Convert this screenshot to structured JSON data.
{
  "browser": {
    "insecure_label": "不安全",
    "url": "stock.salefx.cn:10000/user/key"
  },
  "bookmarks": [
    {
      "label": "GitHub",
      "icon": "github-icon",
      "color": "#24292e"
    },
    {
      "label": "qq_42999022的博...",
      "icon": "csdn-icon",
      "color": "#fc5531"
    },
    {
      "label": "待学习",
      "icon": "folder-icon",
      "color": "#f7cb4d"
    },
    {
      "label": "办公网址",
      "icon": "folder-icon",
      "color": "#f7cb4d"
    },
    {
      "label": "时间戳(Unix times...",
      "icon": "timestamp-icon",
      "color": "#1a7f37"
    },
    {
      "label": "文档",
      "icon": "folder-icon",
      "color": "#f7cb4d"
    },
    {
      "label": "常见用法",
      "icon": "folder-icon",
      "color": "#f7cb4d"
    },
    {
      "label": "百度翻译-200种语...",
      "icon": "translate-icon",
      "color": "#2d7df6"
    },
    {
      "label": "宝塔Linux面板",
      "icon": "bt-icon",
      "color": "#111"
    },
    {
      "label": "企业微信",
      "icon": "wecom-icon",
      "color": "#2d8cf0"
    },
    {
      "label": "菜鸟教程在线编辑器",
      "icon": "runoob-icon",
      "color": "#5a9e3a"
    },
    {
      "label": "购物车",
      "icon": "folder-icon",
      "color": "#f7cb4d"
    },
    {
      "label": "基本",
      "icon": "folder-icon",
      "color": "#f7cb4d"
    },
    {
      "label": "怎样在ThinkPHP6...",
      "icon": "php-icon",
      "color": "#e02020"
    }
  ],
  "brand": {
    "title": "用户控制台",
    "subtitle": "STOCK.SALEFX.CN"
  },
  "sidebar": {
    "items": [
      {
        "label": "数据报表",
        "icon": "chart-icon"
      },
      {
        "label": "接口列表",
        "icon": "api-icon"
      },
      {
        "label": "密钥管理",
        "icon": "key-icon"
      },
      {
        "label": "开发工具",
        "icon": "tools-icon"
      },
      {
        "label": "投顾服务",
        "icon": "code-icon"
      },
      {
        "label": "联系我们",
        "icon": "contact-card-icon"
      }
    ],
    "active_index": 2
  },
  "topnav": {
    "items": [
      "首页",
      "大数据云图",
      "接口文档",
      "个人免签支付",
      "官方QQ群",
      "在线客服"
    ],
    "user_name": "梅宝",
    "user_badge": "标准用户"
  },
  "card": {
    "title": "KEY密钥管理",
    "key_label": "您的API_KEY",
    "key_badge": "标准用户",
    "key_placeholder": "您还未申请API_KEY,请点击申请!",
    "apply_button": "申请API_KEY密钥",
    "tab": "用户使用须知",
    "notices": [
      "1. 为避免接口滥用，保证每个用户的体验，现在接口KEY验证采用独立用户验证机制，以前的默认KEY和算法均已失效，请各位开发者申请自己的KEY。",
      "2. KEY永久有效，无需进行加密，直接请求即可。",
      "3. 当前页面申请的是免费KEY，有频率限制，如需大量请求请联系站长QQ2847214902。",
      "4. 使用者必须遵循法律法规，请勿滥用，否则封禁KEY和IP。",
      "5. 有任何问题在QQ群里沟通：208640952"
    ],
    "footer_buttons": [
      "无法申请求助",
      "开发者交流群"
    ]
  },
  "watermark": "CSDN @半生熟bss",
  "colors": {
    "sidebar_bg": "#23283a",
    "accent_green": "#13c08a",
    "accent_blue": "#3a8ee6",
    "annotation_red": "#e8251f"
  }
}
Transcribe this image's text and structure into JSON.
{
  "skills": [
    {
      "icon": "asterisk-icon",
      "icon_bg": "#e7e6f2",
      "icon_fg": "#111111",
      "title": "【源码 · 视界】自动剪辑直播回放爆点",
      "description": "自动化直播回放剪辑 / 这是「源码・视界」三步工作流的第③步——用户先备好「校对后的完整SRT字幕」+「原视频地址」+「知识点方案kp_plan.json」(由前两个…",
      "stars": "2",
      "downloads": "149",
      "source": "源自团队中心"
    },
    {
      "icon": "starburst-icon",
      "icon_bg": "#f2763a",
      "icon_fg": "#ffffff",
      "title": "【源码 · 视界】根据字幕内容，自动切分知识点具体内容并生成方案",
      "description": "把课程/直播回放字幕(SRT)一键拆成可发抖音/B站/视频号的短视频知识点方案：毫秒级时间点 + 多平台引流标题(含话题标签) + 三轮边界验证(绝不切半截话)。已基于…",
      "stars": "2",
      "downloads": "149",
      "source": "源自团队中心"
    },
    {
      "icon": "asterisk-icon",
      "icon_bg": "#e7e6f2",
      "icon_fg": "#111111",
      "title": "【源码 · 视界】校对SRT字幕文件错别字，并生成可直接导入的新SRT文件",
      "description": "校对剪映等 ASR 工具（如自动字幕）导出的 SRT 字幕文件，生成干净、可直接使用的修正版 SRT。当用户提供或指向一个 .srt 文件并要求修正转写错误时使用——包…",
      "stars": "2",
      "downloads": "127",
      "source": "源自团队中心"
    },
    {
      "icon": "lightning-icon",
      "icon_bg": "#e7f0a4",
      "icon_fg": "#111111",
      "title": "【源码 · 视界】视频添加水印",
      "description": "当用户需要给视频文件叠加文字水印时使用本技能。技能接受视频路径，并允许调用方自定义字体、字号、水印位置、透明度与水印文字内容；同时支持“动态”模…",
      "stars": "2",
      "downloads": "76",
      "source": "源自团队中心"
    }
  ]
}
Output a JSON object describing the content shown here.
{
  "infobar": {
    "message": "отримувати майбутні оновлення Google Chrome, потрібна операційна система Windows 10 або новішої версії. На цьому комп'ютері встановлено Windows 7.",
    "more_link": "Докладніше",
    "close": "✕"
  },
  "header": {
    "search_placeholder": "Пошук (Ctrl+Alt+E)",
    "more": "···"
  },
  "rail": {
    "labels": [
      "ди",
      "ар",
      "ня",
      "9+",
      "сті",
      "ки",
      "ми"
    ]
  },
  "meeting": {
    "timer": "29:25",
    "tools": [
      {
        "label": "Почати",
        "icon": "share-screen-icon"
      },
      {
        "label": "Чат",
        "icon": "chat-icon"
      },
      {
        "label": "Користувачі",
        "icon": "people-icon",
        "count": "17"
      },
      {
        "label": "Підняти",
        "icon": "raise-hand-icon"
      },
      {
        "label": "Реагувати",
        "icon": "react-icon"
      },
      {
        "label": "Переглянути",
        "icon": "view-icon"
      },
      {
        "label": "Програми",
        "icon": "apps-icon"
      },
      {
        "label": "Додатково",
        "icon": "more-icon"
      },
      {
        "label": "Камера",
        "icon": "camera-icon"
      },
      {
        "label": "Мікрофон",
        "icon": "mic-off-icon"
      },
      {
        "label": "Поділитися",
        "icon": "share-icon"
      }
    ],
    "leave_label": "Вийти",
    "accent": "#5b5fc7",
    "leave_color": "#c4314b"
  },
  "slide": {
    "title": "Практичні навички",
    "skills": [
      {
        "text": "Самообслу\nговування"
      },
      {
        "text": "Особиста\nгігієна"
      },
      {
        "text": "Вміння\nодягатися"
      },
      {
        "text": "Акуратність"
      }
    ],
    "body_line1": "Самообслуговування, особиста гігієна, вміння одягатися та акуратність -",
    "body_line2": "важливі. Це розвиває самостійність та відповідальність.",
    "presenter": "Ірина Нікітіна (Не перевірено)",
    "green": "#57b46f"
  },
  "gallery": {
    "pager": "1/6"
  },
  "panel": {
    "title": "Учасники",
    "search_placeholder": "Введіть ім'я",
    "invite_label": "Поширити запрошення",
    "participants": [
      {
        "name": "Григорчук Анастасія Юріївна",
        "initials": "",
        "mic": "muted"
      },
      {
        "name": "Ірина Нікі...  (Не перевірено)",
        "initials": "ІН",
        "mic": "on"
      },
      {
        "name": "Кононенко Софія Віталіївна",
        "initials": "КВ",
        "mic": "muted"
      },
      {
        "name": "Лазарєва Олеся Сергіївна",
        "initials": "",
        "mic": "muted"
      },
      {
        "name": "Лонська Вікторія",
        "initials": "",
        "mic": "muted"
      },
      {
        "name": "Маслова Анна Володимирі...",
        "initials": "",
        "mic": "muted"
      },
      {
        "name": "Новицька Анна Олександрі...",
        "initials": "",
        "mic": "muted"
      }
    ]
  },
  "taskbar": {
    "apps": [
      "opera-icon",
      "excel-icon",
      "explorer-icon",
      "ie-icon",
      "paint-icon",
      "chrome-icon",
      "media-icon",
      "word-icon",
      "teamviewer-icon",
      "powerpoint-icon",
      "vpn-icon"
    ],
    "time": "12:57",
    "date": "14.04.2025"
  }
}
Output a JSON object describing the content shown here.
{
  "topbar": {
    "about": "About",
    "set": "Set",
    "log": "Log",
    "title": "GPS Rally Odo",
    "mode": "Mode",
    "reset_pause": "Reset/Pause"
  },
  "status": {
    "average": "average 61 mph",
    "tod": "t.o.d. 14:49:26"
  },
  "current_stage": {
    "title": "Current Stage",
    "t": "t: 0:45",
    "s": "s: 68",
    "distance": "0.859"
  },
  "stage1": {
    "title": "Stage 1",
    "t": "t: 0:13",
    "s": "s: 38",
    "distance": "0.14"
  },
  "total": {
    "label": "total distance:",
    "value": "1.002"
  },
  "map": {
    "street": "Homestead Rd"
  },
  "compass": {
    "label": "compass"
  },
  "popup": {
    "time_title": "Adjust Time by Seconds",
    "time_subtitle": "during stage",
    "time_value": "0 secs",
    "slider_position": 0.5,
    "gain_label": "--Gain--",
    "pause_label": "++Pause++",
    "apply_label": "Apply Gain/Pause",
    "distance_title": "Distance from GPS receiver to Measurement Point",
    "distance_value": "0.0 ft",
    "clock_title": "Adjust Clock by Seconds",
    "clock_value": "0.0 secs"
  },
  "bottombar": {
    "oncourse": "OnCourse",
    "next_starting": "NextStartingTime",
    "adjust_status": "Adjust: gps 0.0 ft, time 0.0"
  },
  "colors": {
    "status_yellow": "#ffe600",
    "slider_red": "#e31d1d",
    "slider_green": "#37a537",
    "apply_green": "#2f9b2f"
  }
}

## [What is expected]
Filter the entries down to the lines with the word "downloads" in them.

## [Task output]
      "downloads": "149",
      "downloads": "149",
      "downloads": "127",
      "downloads": "76",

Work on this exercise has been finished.